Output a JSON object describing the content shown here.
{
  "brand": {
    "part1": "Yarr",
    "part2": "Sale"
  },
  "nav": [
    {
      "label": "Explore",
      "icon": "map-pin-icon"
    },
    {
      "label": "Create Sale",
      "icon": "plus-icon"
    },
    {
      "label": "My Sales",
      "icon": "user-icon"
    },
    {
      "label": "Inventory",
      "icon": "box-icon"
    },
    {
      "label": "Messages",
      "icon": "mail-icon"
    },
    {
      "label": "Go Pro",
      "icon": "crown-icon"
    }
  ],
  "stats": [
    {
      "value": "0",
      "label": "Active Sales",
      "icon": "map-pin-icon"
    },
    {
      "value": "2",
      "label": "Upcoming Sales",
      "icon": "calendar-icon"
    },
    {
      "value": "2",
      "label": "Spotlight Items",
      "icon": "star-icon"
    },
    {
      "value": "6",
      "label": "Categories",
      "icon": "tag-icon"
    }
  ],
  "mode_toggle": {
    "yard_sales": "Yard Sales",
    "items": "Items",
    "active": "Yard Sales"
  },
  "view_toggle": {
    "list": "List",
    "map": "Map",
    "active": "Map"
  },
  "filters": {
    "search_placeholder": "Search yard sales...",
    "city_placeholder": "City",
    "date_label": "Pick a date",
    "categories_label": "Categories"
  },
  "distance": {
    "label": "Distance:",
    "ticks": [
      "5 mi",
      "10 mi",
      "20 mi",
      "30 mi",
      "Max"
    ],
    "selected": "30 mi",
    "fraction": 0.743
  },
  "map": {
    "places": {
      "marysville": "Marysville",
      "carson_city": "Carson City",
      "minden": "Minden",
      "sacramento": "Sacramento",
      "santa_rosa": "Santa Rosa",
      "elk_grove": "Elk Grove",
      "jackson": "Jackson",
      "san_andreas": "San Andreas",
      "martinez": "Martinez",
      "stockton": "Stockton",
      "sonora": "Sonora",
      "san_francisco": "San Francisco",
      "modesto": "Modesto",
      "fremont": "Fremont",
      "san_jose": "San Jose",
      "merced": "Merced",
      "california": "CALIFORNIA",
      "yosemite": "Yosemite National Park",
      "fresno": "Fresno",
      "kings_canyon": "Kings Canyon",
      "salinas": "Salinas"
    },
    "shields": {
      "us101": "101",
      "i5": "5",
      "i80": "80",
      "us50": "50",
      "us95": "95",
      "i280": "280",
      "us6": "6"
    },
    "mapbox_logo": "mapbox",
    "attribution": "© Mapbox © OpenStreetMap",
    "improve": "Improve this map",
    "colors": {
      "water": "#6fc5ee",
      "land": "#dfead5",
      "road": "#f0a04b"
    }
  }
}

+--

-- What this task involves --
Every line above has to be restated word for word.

-- Solution for this task --
Output a JSON object describing the content shown here.
{
  "brand": {
    "part1": "Yarr",
    "part2": "Sale"
  },
  "nav": [
    {
      "label": "Explore",
      "icon": "map-pin-icon"
    },
    {
      "label": "Create Sale",
      "icon": "plus-icon"
    },
    {
      "label": "My Sales",
      "icon": "user-icon"
    },
    {
      "label": "Inventory",
      "icon": "box-icon"
    },
    {
      "label": "Messages",
      "icon": "mail-icon"
    },
    {
      "label": "Go Pro",
      "icon": "crown-icon"
    }
  ],
  "stats": [
    {
      "value": "0",
      "label": "Active Sales",
      "icon": "map-pin-icon"
    },
    {
      "value": "2",
      "label": "Upcoming Sales",
      "icon": "calendar-icon"
    },
    {
      "value": "2",
      "label": "Spotlight Items",
      "icon": "star-icon"
    },
    {
      "value": "6",
      "label": "Categories",
      "icon": "tag-icon"
    }
  ],
  "mode_toggle": {
    "yard_sales": "Yard Sales",
    "items": "Items",
    "active": "Yard Sales"
  },
  "view_toggle": {
    "list": "List",
    "map": "Map",
    "active": "Map"
  },
  "filters": {
    "search_placeholder": "Search yard sales...",
    "city_placeholder": "City",
    "date_label": "Pick a date",
    "categories_label": "Categories"
  },
  "distance": {
    "label": "Distance:",
    "ticks": [
      "5 mi",
      "10 mi",
      "20 mi",
      "30 mi",
      "Max"
    ],
    "selected": "30 mi",
    "fraction": 0.743
  },
  "map": {
    "places": {
      "marysville": "Marysville",
      "carson_city": "Carson City",
      "minden": "Minden",
      "sacramento": "Sacramento",
      "santa_rosa": "Santa Rosa",
      "elk_grove": "Elk Grove",
      "jackson": "Jackson",
      "san_andreas": "San Andreas",
      "martinez": "Martinez",
      "stockton": "Stockton",
      "sonora": "Sonora",
      "san_francisco": "San Francisco",
      "modesto": "Modesto",
      "fremont": "Fremont",
      "san_jose": "San Jose",
      "merced": "Merced",
      "california": "CALIFORNIA",
      "yosemite": "Yosemite National Park",
      "fresno": "Fresno",
      "kings_canyon": "Kings Canyon",
      "salinas": "Salinas"
    },
    "shields": {
      "us101": "101",
      "i5": "5",
      "i80": "80",
      "us50": "50",
      "us95": "95",
      "i280": "280",
      "us6": "6"
    },
    "mapbox_logo": "mapbox",
    "attribution": "© Mapbox © OpenStreetMap",
    "improve": "Improve this map",
    "colors": {
      "water": "#6fc5ee",
      "land": "#dfead5",
      "road": "#f0a04b"
    }
  }
}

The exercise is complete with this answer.